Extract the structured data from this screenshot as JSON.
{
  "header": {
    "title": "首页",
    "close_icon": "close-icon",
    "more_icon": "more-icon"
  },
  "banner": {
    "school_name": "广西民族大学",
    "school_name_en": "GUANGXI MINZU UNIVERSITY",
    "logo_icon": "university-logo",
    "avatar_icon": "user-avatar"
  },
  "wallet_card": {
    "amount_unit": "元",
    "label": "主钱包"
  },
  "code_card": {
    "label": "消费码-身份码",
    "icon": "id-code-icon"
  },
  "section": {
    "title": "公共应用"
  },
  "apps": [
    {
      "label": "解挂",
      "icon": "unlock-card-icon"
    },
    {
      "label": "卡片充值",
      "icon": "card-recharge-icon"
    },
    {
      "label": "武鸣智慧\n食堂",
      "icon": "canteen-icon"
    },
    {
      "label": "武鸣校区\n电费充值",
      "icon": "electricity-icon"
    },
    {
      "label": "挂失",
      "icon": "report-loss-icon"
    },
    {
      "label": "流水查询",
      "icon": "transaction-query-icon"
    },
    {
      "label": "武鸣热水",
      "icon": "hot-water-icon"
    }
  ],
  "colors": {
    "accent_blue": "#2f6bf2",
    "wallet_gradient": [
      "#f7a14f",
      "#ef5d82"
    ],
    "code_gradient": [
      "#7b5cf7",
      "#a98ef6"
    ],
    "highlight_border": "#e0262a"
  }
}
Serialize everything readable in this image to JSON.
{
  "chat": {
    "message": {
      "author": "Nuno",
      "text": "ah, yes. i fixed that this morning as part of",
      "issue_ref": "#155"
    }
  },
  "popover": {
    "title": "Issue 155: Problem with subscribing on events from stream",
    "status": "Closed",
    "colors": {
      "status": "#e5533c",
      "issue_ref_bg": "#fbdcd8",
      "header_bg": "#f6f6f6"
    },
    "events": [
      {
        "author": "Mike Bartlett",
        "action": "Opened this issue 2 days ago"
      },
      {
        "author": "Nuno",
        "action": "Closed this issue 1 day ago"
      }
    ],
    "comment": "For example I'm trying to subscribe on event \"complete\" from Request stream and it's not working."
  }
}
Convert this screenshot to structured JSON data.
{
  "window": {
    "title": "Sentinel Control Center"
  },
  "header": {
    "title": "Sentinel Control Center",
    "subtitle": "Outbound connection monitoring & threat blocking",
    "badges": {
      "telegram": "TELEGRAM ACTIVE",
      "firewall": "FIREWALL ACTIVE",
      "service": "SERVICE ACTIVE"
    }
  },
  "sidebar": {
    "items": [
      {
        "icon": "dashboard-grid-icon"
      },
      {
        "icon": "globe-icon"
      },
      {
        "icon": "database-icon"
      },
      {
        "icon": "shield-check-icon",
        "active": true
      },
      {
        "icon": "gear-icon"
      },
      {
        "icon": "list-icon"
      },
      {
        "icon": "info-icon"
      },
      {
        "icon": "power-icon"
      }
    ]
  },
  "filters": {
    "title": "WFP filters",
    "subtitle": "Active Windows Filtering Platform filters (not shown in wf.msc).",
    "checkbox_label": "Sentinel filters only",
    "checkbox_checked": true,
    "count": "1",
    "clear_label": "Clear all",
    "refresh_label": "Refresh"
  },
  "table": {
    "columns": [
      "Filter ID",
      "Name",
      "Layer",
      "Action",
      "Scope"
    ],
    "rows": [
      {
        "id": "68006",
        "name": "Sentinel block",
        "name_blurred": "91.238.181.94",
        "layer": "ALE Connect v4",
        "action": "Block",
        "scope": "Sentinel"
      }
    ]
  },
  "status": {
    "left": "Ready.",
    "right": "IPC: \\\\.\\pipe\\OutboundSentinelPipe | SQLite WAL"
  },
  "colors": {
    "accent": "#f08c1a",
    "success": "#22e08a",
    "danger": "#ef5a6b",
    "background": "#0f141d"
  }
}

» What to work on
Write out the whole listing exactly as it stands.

» Output of the exercise
Extract the structured data from this screenshot as JSON.
{
  "header": {
    "title": "首页",
    "close_icon": "close-icon",
    "more_icon": "more-icon"
  },
  "banner": {
    "school_name": "广西民族大学",
    "school_name_en": "GUANGXI MINZU UNIVERSITY",
    "logo_icon": "university-logo",
    "avatar_icon": "user-avatar"
  },
  "wallet_card": {
    "amount_unit": "元",
    "label": "主钱包"
  },
  "code_card": {
    "label": "消费码-身份码",
    "icon": "id-code-icon"
  },
  "section": {
    "title": "公共应用"
  },
  "apps": [
    {
      "label": "解挂",
      "icon": "unlock-card-icon"
    },
    {
      "label": "卡片充值",
      "icon": "card-recharge-icon"
    },
    {
      "label": "武鸣智慧\n食堂",
      "icon": "canteen-icon"
    },
    {
      "label": "武鸣校区\n电费充值",
      "icon": "electricity-icon"
    },
    {
      "label": "挂失",
      "icon": "report-loss-icon"
    },
    {
      "label": "流水查询",
      "icon": "transaction-query-icon"
    },
    {
      "label": "武鸣热水",
      "icon": "hot-water-icon"
    }
  ],
  "colors": {
    "accent_blue": "#2f6bf2",
    "wallet_gradient": [
      "#f7a14f",
      "#ef5d82"
    ],
    "code_gradient": [
      "#7b5cf7",
      "#a98ef6"
    ],
    "highlight_border": "#e0262a"
  }
}
Serialize everything readable in this image to JSON.
{
  "chat": {
    "message": {
      "author": "Nuno",
      "text": "ah, yes. i fixed that this morning as part of",
      "issue_ref": "#155"
    }
  },
  "popover": {
    "title": "Issue 155: Problem with subscribing on events from stream",
    "status": "Closed",
    "colors": {
      "status": "#e5533c",
      "issue_ref_bg": "#fbdcd8",
      "header_bg": "#f6f6f6"
    },
    "events": [
      {
        "author": "Mike Bartlett",
        "action": "Opened this issue 2 days ago"
      },
      {
        "author": "Nuno",
        "action": "Closed this issue 1 day ago"
      }
    ],
    "comment": "For example I'm trying to subscribe on event \"complete\" from Request stream and it's not working."
  }
}
Convert this screenshot to structured JSON data.
{
  "window": {
    "title": "Sentinel Control Center"
  },
  "header": {
    "title": "Sentinel Control Center",
    "subtitle": "Outbound connection monitoring & threat blocking",
    "badges": {
      "telegram": "TELEGRAM ACTIVE",
      "firewall": "FIREWALL ACTIVE",
      "service": "SERVICE ACTIVE"
    }
  },
  "sidebar": {
    "items": [
      {
        "icon": "dashboard-grid-icon"
      },
      {
        "icon": "globe-icon"
      },
      {
        "icon": "database-icon"
      },
      {
        "icon": "shield-check-icon",
        "active": true
      },
      {
        "icon": "gear-icon"
      },
      {
        "icon": "list-icon"
      },
      {
        "icon": "info-icon"
      },
      {
        "icon": "power-icon"
      }
    ]
  },
  "filters": {
    "title": "WFP filters",
    "subtitle": "Active Windows Filtering Platform filters (not shown in wf.msc).",
    "checkbox_label": "Sentinel filters only",
    "checkbox_checked": true,
    "count": "1",
    "clear_label": "Clear all",
    "refresh_label": "Refresh"
  },
  "table": {
    "columns": [
      "Filter ID",
      "Name",
      "Layer",
      "Action",
      "Scope"
    ],
    "rows": [
      {
        "id": "68006",
        "name": "Sentinel block",
        "name_blurred": "91.238.181.94",
        "layer": "ALE Connect v4",
        "action": "Block",
        "scope": "Sentinel"
      }
    ]
  },
  "status": {
    "left": "Ready.",
    "right": "IPC: \\\\.\\pipe\\OutboundSentinelPipe | SQLite WAL"
  },
  "colors": {
    "accent": "#f08c1a",
    "success": "#22e08a",
    "danger": "#ef5a6b",
    "background": "#0f141d"
  }
}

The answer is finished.